Stay Together for the Kids is the aforementioned song about being a kid during a divorce. As a child with divorced parents, I identified with nearly every emotion expressed on this banger. The intro and verse structure is heartfelt and low-key, not unlike Adam’s Song. But unlike Adam’s Song, when the chorus hits, it hits HARD. In what was probably the hardest instrumental in Blink’s catalogue up until that point, the chorus’ emotionally charged vocals and raucous sound is a stark contrast to the saddened tone of Mark’s verses. The music video adds a rumble effect to each of the choruses while teenagers rage out in an abandoned home — a visual that was quite obvious to me even before seeing the video. A very powerful song and totally unexpected from a band like Blink-182.
Like I mentioned before, each version of the record came with a unique pair of hidden tracks. Take Off consisted of Time to Break Up (DeLonge) and Mother’s Day (Hoppus); Jacket had Don’t Tell Me It’s Over (DeLonge) and When You F*cked Grandpa (Hoppus); and Pants had F*ck a Dog (Hoppus/DeLonge) and one of my personal favorites, the somber What Went Wrong (DeLonge). Tom said the band usually writes all their songs on acoustic guitars before turning them into electric punk rock songs, yet What Went Wrong was much stronger as an acoustic song. I have to agree! Tom felt the need to push his songwriting skills to a different level after listening to another band I loved from that era — Alkaline Trio.
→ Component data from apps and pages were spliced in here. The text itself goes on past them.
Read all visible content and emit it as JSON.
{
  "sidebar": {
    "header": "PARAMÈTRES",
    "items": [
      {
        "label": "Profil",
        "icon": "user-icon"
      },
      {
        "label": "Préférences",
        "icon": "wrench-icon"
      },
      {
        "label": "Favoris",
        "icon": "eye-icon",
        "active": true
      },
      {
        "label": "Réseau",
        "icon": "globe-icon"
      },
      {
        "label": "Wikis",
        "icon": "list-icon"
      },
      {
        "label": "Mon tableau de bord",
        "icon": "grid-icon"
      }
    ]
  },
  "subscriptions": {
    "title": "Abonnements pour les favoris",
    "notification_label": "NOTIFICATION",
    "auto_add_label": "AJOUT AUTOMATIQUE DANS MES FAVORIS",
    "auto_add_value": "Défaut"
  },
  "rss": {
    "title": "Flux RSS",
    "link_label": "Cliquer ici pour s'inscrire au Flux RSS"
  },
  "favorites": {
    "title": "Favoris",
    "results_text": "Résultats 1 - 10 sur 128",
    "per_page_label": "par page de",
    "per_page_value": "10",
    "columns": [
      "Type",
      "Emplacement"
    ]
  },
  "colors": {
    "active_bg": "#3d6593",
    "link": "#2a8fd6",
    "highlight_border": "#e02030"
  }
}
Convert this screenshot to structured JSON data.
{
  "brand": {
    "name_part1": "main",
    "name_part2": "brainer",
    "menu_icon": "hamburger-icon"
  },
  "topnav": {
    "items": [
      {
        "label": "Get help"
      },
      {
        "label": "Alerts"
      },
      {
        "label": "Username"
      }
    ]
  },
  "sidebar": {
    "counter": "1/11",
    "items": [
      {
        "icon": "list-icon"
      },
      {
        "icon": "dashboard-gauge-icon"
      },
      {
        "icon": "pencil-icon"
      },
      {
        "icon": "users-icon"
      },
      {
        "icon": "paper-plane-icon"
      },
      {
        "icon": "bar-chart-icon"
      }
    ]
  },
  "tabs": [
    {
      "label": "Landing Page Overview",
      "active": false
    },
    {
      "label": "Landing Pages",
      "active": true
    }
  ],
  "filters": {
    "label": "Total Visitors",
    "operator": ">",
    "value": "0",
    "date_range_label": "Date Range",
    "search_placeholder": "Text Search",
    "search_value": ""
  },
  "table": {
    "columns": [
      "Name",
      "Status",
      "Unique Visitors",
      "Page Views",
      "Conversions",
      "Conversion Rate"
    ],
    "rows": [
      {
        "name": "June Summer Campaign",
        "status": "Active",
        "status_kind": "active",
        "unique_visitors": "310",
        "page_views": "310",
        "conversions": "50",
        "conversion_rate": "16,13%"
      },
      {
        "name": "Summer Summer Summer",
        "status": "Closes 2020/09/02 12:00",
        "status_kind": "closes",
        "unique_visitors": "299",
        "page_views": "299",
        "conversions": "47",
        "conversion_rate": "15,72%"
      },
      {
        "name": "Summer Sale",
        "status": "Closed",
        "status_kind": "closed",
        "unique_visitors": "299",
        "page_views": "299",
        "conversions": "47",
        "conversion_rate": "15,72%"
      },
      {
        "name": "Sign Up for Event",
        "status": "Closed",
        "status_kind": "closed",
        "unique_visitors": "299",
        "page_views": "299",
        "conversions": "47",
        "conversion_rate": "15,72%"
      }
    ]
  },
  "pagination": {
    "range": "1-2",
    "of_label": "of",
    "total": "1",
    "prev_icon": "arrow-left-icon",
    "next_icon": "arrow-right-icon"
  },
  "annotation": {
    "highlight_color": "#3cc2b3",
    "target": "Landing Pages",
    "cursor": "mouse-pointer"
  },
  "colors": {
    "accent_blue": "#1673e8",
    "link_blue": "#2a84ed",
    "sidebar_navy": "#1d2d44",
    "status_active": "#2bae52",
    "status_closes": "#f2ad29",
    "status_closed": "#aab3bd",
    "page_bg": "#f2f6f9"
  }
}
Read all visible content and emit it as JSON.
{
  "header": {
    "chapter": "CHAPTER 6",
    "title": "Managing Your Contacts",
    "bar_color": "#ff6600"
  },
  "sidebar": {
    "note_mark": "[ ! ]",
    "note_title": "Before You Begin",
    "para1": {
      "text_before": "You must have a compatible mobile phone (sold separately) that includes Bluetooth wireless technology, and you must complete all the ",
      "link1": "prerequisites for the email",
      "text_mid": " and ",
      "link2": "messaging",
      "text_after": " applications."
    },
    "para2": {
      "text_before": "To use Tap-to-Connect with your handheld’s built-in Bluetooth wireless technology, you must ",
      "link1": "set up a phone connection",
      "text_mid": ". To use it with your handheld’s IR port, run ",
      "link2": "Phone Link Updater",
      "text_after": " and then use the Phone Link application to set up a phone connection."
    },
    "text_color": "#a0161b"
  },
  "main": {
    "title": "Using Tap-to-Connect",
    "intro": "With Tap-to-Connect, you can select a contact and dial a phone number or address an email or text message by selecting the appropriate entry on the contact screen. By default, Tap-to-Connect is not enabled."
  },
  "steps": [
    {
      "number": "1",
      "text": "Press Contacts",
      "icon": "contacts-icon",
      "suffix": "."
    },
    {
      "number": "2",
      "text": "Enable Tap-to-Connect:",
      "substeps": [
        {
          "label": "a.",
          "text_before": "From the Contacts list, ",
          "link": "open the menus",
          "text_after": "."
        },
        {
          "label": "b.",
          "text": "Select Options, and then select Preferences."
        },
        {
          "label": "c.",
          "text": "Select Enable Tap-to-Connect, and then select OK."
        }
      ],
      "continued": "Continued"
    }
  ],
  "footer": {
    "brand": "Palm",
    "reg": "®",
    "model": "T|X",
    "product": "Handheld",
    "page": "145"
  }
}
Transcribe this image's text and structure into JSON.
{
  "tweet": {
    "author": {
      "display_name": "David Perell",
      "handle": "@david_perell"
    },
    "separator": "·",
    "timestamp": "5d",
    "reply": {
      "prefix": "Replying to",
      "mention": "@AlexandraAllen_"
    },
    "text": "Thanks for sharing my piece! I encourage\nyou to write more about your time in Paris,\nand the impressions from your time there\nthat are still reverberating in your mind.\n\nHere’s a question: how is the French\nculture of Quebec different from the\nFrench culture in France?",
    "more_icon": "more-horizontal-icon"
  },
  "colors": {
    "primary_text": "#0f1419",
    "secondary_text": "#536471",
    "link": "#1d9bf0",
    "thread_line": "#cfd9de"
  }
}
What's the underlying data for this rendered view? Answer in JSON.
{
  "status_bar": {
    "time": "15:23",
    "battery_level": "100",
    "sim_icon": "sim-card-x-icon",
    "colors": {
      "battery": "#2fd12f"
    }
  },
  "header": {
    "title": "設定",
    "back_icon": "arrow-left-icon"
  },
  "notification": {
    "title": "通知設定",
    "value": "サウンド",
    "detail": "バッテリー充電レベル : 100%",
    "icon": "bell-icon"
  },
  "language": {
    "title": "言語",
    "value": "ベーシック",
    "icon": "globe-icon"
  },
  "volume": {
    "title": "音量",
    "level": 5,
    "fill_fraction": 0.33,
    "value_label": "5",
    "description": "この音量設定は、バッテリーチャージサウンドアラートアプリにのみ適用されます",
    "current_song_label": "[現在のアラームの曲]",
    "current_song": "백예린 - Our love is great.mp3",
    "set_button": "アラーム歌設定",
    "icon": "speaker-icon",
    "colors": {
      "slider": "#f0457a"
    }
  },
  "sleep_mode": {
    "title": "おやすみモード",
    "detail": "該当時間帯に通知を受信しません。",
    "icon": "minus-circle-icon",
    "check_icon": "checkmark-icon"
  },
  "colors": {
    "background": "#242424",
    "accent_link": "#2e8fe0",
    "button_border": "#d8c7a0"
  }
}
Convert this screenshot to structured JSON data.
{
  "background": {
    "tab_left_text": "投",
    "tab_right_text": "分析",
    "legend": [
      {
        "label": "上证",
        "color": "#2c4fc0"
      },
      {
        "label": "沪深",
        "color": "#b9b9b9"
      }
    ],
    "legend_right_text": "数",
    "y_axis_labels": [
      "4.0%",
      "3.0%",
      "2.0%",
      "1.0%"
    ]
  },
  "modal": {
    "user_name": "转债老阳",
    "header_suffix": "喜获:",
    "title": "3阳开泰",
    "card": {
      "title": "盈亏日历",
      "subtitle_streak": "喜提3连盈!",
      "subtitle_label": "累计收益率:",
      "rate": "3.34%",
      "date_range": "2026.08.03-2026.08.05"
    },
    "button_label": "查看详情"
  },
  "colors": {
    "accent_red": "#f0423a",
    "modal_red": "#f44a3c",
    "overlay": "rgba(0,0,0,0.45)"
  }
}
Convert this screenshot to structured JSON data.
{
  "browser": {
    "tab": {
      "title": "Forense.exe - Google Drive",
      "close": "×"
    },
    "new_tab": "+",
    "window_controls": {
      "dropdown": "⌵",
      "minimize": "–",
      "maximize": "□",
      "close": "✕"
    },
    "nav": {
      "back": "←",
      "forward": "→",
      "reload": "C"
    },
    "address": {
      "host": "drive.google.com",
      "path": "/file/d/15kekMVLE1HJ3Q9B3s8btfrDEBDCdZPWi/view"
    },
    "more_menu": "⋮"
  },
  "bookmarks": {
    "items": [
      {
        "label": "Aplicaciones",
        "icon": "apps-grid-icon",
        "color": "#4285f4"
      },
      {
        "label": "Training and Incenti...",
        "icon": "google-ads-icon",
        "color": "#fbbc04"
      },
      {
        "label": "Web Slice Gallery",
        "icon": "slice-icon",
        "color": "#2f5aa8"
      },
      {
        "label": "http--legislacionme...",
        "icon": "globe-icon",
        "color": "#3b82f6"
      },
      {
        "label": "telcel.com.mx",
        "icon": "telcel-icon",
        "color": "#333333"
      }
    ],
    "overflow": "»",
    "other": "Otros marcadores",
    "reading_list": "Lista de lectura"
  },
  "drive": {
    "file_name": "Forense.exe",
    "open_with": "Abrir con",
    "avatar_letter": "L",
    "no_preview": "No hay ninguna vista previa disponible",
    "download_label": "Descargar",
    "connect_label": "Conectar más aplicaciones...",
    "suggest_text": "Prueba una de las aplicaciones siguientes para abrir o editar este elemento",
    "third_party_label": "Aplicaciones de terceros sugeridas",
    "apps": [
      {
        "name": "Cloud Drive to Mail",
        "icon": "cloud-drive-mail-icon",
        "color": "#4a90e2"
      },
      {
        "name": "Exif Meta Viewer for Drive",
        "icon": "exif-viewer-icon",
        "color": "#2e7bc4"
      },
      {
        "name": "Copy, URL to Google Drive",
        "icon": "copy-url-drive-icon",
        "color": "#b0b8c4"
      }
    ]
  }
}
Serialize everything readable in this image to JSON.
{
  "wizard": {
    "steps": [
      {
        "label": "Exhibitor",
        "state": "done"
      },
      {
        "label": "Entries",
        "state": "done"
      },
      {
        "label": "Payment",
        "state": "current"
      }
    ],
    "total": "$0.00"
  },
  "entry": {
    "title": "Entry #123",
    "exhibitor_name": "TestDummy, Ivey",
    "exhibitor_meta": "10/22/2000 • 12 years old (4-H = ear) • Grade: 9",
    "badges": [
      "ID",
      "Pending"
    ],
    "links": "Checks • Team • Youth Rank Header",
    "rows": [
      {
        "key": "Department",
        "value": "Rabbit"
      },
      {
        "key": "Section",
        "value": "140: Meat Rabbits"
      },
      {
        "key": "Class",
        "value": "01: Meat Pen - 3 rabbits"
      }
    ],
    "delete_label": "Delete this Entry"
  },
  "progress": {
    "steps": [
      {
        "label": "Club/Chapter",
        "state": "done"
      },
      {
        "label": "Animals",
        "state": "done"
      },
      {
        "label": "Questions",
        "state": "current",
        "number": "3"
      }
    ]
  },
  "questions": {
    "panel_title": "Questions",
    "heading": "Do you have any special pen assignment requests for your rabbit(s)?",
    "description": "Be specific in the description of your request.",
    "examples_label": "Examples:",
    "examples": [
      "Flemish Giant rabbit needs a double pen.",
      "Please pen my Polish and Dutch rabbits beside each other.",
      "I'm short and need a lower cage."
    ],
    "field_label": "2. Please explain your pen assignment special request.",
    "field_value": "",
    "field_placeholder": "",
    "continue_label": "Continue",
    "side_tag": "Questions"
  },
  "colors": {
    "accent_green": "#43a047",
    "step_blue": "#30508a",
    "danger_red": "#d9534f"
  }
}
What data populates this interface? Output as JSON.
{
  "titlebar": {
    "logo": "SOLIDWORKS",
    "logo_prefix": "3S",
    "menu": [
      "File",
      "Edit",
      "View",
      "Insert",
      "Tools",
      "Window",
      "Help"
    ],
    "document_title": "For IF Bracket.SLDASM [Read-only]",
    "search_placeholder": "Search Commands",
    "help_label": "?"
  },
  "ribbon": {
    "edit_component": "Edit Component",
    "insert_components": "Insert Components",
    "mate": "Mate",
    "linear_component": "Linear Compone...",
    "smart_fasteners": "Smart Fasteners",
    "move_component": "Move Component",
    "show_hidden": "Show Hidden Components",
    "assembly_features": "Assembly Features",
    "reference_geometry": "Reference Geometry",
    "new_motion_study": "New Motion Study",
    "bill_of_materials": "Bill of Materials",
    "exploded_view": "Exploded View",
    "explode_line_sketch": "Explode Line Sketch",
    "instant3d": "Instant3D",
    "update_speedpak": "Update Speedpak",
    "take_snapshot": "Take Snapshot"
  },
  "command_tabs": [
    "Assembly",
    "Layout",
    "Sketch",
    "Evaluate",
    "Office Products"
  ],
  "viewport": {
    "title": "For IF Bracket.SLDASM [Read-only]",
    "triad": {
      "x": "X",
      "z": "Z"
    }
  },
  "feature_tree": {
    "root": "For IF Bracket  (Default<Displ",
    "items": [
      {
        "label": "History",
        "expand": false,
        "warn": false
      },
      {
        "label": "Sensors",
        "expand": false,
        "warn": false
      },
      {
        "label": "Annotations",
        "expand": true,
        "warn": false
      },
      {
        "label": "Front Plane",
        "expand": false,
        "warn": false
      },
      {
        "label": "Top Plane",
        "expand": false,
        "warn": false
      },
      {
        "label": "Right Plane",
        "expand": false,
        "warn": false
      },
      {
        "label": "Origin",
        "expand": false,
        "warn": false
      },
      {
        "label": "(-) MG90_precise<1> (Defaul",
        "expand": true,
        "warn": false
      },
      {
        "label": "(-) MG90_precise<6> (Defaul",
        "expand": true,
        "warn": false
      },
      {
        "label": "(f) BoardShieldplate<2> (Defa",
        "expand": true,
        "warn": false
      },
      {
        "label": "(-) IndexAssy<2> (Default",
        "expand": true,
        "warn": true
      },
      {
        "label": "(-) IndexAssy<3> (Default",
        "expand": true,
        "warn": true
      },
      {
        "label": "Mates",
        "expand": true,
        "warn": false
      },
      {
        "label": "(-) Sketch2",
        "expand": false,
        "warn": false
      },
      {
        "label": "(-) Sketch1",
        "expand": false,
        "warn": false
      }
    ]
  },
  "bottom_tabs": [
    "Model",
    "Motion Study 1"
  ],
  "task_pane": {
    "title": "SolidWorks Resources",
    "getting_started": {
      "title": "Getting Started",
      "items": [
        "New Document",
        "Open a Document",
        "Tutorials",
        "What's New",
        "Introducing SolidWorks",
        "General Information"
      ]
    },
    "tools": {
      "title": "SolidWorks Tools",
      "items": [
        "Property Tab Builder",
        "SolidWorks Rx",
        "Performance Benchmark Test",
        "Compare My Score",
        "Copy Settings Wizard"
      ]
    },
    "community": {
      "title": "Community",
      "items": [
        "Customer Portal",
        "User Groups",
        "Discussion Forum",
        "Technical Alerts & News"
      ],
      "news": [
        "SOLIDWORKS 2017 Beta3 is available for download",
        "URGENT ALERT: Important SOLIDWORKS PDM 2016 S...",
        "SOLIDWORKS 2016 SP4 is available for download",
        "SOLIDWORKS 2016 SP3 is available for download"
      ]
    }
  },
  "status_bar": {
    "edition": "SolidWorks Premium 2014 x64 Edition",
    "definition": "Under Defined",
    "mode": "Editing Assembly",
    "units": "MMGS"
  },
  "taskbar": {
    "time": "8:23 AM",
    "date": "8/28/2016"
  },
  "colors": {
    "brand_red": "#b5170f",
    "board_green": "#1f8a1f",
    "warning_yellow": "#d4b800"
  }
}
What Went Wrong gives me hardcore Alkaline Trio vibes only instead of “I’m in love with you so much I want to be buried alive” the theme is “I hate my life without you in it.”
Take Off Your Pants and Jacket only sold half as many copies as their previous effort Enema of the State (2-million vs. 4.5-million in the USA). Regardless, Enema peaked in the US at number 9 on the charts while Take Off Your Pants went all the way to number 1 in the USA, Canada and Germany.
So far on this list, the record I’m covering remains my favorite album by that band. That’s not the case here — my favorite Blink-182 album was Take Off Your Pants and Jacket’s followup, the eponymous Blink-182 (peaked at #2, selling 2.2-million domestically) and is one of my favorite records of all time. This record didn’t get released until I was in college, so it doesn’t qualify for this list — it was definitely the soundtrack to my college experience, however.
After the self-titled record, Blink-182 didn’t experience the same kind of success, with 2011’s Neighborhoods selling only 353,000 copies, 2016’s California (with Matt Skiba in place of Tom) selling 500,000 and 2019’s Nine selling 77,000.
While this record is phenomenal and still holds up 20 years later, it’s notorious for being a turning point for the band. Darkness was beginning to descend on the guys as Tom’s continued abuse of painkillers was becoming problematic as was Mark’s unwillingness to evolve the band’s sound. The next record was the best thing they ever put out and their hiatus led to the building of the just-okay +44 (Mark and Travis’ side project) and Tom’s Angels and Airwaves (whom I cannot stand).
It did, however, lead to the formation of Tom and Travis’ side project Boxcar Racer — a band with only a single release that I’ll be talking about on this very list in a couple of weeks.
Until then, ever onward.
[…] Blaxploitation films of all time (Blacula) thanks to a t-shirt he had on in a publicity photo. When Take Off Your Pants and Jacket came out, Tom’s look grew up a little more, which meant I was now wearing black-on-black more […]